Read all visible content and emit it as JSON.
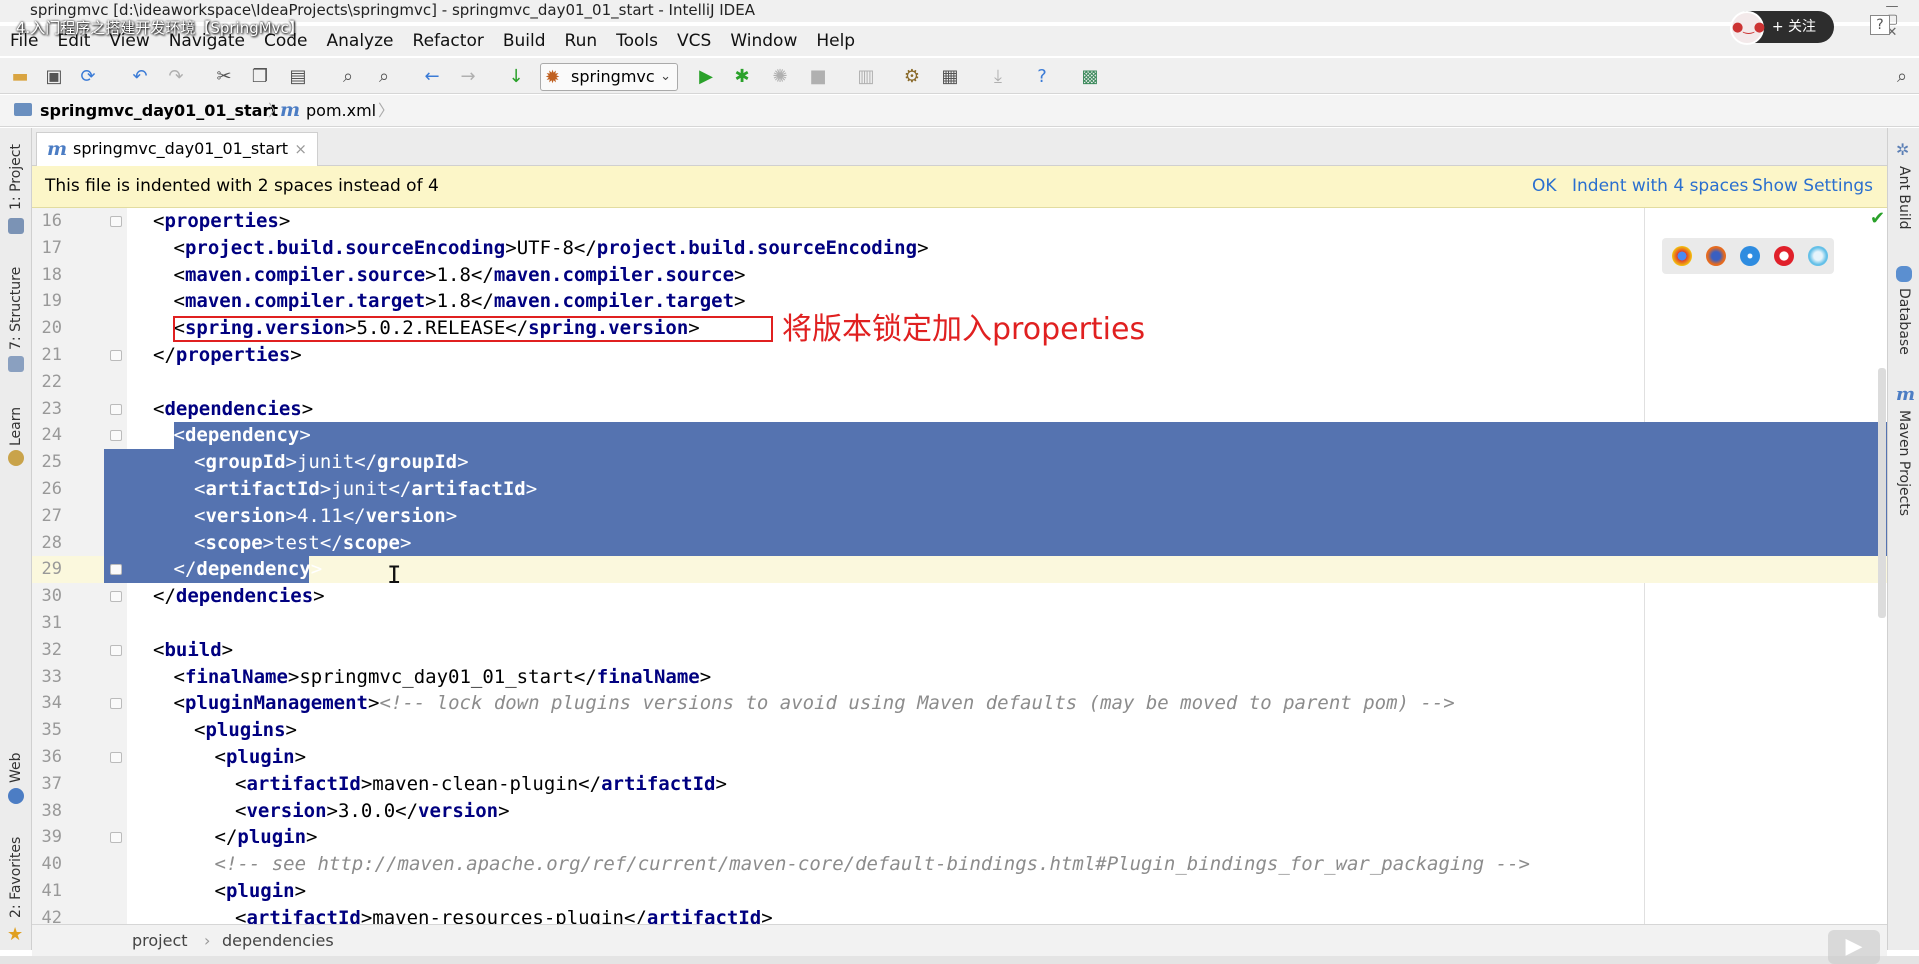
{
  "window": {
    "title": "springmvc [d:\\ideaworkspace\\IdeaProjects\\springmvc] - springmvc_day01_01_start - IntelliJ IDEA",
    "video_overlay_title": "4.入门程序之搭建开发环境【SpringMvc】",
    "follow_label": "+ 关注",
    "help_label": "?"
  },
  "menu": [
    "File",
    "Edit",
    "View",
    "Navigate",
    "Code",
    "Analyze",
    "Refactor",
    "Build",
    "Run",
    "Tools",
    "VCS",
    "Window",
    "Help"
  ],
  "toolbar": {
    "run_config": "springmvc"
  },
  "breadcrumb": {
    "module": "springmvc_day01_01_start",
    "file": "pom.xml"
  },
  "tab": {
    "label": "springmvc_day01_01_start",
    "close": "×"
  },
  "left_tools": [
    "1: Project",
    "7: Structure",
    "Learn",
    "Web",
    "2: Favorites"
  ],
  "right_tools": [
    "Ant Build",
    "Database",
    "Maven Projects"
  ],
  "notification": {
    "message": "This file is indented with 2 spaces instead of 4",
    "ok": "OK",
    "indent": "Indent with 4 spaces",
    "settings": "Show Settings"
  },
  "annotation": "将版本锁定加入properties",
  "code_lines": [
    {
      "n": "16",
      "i": 0,
      "parts": [
        [
          "br",
          "<"
        ],
        [
          "tg",
          "properties"
        ],
        [
          "br",
          ">"
        ]
      ]
    },
    {
      "n": "17",
      "i": 1,
      "parts": [
        [
          "br",
          "<"
        ],
        [
          "tg",
          "project.build.sourceEncoding"
        ],
        [
          "br",
          ">UTF-8</"
        ],
        [
          "tg",
          "project.build.sourceEncoding"
        ],
        [
          "br",
          ">"
        ]
      ]
    },
    {
      "n": "18",
      "i": 1,
      "parts": [
        [
          "br",
          "<"
        ],
        [
          "tg",
          "maven.compiler.source"
        ],
        [
          "br",
          ">1.8</"
        ],
        [
          "tg",
          "maven.compiler.source"
        ],
        [
          "br",
          ">"
        ]
      ]
    },
    {
      "n": "19",
      "i": 1,
      "parts": [
        [
          "br",
          "<"
        ],
        [
          "tg",
          "maven.compiler.target"
        ],
        [
          "br",
          ">1.8</"
        ],
        [
          "tg",
          "maven.compiler.target"
        ],
        [
          "br",
          ">"
        ]
      ]
    },
    {
      "n": "20",
      "i": 1,
      "parts": [
        [
          "br",
          "<"
        ],
        [
          "tg",
          "spring.version"
        ],
        [
          "br",
          ">5.0.2.RELEASE</"
        ],
        [
          "tg",
          "spring.version"
        ],
        [
          "br",
          ">"
        ]
      ]
    },
    {
      "n": "21",
      "i": 0,
      "parts": [
        [
          "br",
          "</"
        ],
        [
          "tg",
          "properties"
        ],
        [
          "br",
          ">"
        ]
      ]
    },
    {
      "n": "22",
      "i": 0,
      "parts": []
    },
    {
      "n": "23",
      "i": 0,
      "parts": [
        [
          "br",
          "<"
        ],
        [
          "tg",
          "dependencies"
        ],
        [
          "br",
          ">"
        ]
      ]
    },
    {
      "n": "24",
      "i": 1,
      "parts": [
        [
          "br",
          "<"
        ],
        [
          "tg",
          "dependency"
        ],
        [
          "br",
          ">"
        ]
      ]
    },
    {
      "n": "25",
      "i": 2,
      "parts": [
        [
          "br",
          "<"
        ],
        [
          "tg",
          "groupId"
        ],
        [
          "br",
          ">junit</"
        ],
        [
          "tg",
          "groupId"
        ],
        [
          "br",
          ">"
        ]
      ]
    },
    {
      "n": "26",
      "i": 2,
      "parts": [
        [
          "br",
          "<"
        ],
        [
          "tg",
          "artifactId"
        ],
        [
          "br",
          ">junit</"
        ],
        [
          "tg",
          "artifactId"
        ],
        [
          "br",
          ">"
        ]
      ]
    },
    {
      "n": "27",
      "i": 2,
      "parts": [
        [
          "br",
          "<"
        ],
        [
          "tg",
          "version"
        ],
        [
          "br",
          ">4.11</"
        ],
        [
          "tg",
          "version"
        ],
        [
          "br",
          ">"
        ]
      ]
    },
    {
      "n": "28",
      "i": 2,
      "parts": [
        [
          "br",
          "<"
        ],
        [
          "tg",
          "scope"
        ],
        [
          "br",
          ">test</"
        ],
        [
          "tg",
          "scope"
        ],
        [
          "br",
          ">"
        ]
      ]
    },
    {
      "n": "29",
      "i": 1,
      "parts": [
        [
          "br",
          "</"
        ],
        [
          "tg",
          "dependency"
        ],
        [
          "br",
          ">"
        ]
      ]
    },
    {
      "n": "30",
      "i": 0,
      "parts": [
        [
          "br",
          "</"
        ],
        [
          "tg",
          "dependencies"
        ],
        [
          "br",
          ">"
        ]
      ]
    },
    {
      "n": "31",
      "i": 0,
      "parts": []
    },
    {
      "n": "32",
      "i": 0,
      "parts": [
        [
          "br",
          "<"
        ],
        [
          "tg",
          "build"
        ],
        [
          "br",
          ">"
        ]
      ]
    },
    {
      "n": "33",
      "i": 1,
      "parts": [
        [
          "br",
          "<"
        ],
        [
          "tg",
          "finalName"
        ],
        [
          "br",
          ">springmvc_day01_01_start</"
        ],
        [
          "tg",
          "finalName"
        ],
        [
          "br",
          ">"
        ]
      ]
    },
    {
      "n": "34",
      "i": 1,
      "parts": [
        [
          "br",
          "<"
        ],
        [
          "tg",
          "pluginManagement"
        ],
        [
          "br",
          ">"
        ],
        [
          "cm",
          "<!-- lock down plugins versions to avoid using Maven defaults (may be moved to parent pom) -->"
        ]
      ]
    },
    {
      "n": "35",
      "i": 2,
      "parts": [
        [
          "br",
          "<"
        ],
        [
          "tg",
          "plugins"
        ],
        [
          "br",
          ">"
        ]
      ]
    },
    {
      "n": "36",
      "i": 3,
      "parts": [
        [
          "br",
          "<"
        ],
        [
          "tg",
          "plugin"
        ],
        [
          "br",
          ">"
        ]
      ]
    },
    {
      "n": "37",
      "i": 4,
      "parts": [
        [
          "br",
          "<"
        ],
        [
          "tg",
          "artifactId"
        ],
        [
          "br",
          ">maven-clean-plugin</"
        ],
        [
          "tg",
          "artifactId"
        ],
        [
          "br",
          ">"
        ]
      ]
    },
    {
      "n": "38",
      "i": 4,
      "parts": [
        [
          "br",
          "<"
        ],
        [
          "tg",
          "version"
        ],
        [
          "br",
          ">3.0.0</"
        ],
        [
          "tg",
          "version"
        ],
        [
          "br",
          ">"
        ]
      ]
    },
    {
      "n": "39",
      "i": 3,
      "parts": [
        [
          "br",
          "</"
        ],
        [
          "tg",
          "plugin"
        ],
        [
          "br",
          ">"
        ]
      ]
    },
    {
      "n": "40",
      "i": 3,
      "parts": [
        [
          "cm",
          "<!-- see http://maven.apache.org/ref/current/maven-core/default-bindings.html#Plugin_bindings_for_war_packaging -->"
        ]
      ]
    },
    {
      "n": "41",
      "i": 3,
      "parts": [
        [
          "br",
          "<"
        ],
        [
          "tg",
          "plugin"
        ],
        [
          "br",
          ">"
        ]
      ]
    },
    {
      "n": "42",
      "i": 4,
      "parts": [
        [
          "br",
          "<"
        ],
        [
          "tg",
          "artifactId"
        ],
        [
          "br",
          ">maven-resources-plugin</"
        ],
        [
          "tg",
          "artifactId"
        ],
        [
          "br",
          ">"
        ]
      ]
    }
  ],
  "selection": {
    "start": "24",
    "end": "29"
  },
  "current_line": "29",
  "statusbar": {
    "path1": "project",
    "separator": "›",
    "path2": "dependencies"
  },
  "colors": {
    "selection": "#5573b0",
    "tag": "#000080",
    "comment": "#8c8c8c",
    "annotation": "#e02020",
    "link": "#2a6fcf"
  }
}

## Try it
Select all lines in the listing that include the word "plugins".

## Task solution
          "<!-- lock down plugins versions to avoid using Maven defaults (may be moved to parent pom) -->"
          "plugins"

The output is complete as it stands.